b) Play like Greece in the European football cup and get a 0-0 playing horrifically boring French Exchange swap all pieces and take them to a dead even draw.
I was once playing an opponent, online, who was about 200 points my better.
In my mind, it was impossible to beat him.
In my mind, I was convinced that there was nothing that I could spring on him that he wouldn't predict and prevent.
Halfway through that game, in the middle of my move, I had to take a phone call for a few minutes.
When I returned to my game, I immediately saw that he was basically hanging a piece and completely losing.
I wiped my eyes to make sure that I wasn't seeing things, and then proceeded to take his piece for a pawn.
It was so obvious. It was a 1200 puzzle. There was no trick about it. It was as simple as could be.
Yet, there I was, racking my brain as to how I could possibly conquer this "chess behemoth" just moments prior.
You see, when I returned to the board, I had forgotten the law that I had imposed on myself that stated, "No matter what you do, you will lose this game because your opponent is playing at a level that is 200 points your better."
Once I returned to the board and forgot whom it was that I was playing, all I saw was a simple problem in front of me.
Nothing more, nothing less.
All I asked was a simple question, "What is the best move for my position here?"
Cognitive Dissonance: When your belief of something is contrary to what your five senses/logical processes would normally tell you; and therefore, because of your belief, your senses and/ logical processes are incapacitated from detecting the factual truth and reality about something.
If you want to make sure that you're not defeating yourself when sitting down with a higher-rated player, MAKE SURE that you're taking plenty of time to picture each position as a 'to win' puzzle.
Also, make sure that you're sitting down and playing with a kind of confidence where you believe that you're truly playing the beginning of a game that you are destined to win, against someone that may as well be 200 points lesser than you.
At ever single move in the game, convince yourself and understand that your opponent has just made a sloppy move, and all you have to do is understand why, and punish them.
The capstone to my case is actually noted in the inverse.
I can't tell you how many times I've been playing someone lower rated, where I'm playing sloppy, where I'm not seeing the board good, where I can't find a good move to save my life, where I can see 5-6 different obvious and simple ways for my opponent to defeat my position, where I regret starting a game in a lackluster and dull state of affairs...
...but where my opponent can only see the losing move that would justify their respect/belief for my higher score...
...and then goes ahead and plays it.
As children we learned that "everyone poops".
As chess players we learn that "everyone blunders".
Just remember that 'EVERYONE BLUNDERS', and you'll do absolutely fine.
“Whether you think you can, or you think you can't--you're right.” -- Henry Ford.
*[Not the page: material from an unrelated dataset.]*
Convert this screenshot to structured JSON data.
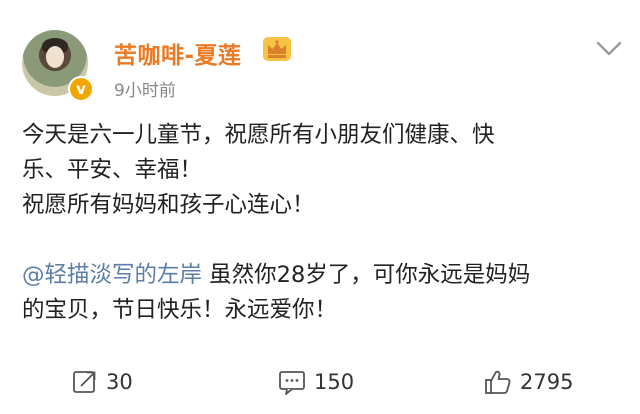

Cheers Jones. I'm looking at tournament entries for the coming months . Would you guys suggest playing in the Open section or trying to win games / money in the minor sections (will be unrated for months!). I'm not bothered about prize money or trophies, am more motivated by getting better.
I'm a fan of J. Polgar and always play in the open to challenge myself. I would also suggest to only play one or two levels up. You must push yourself to improve, but it's difficult to learn when you don't know the mistake(s).
I have played masters and grandmasters several time in over the board open tournaments.
Play the board, not the player.
Avoid mainstream openings.
Take time to think.
You will probably lose anyway, so give it at least your best effort.
They will beat you in the endgame.
I don't know if, "Avoid mainstream openings" is good advice unless you already avoid mainstream openings. I like the guy that said, "Play what you know". You will never learn anything if you change your game based on someone's ratings. And the higher the rating the better it is to play what you know because then they will teach you how to play it better.
You can't post in the forums yet. Play some games!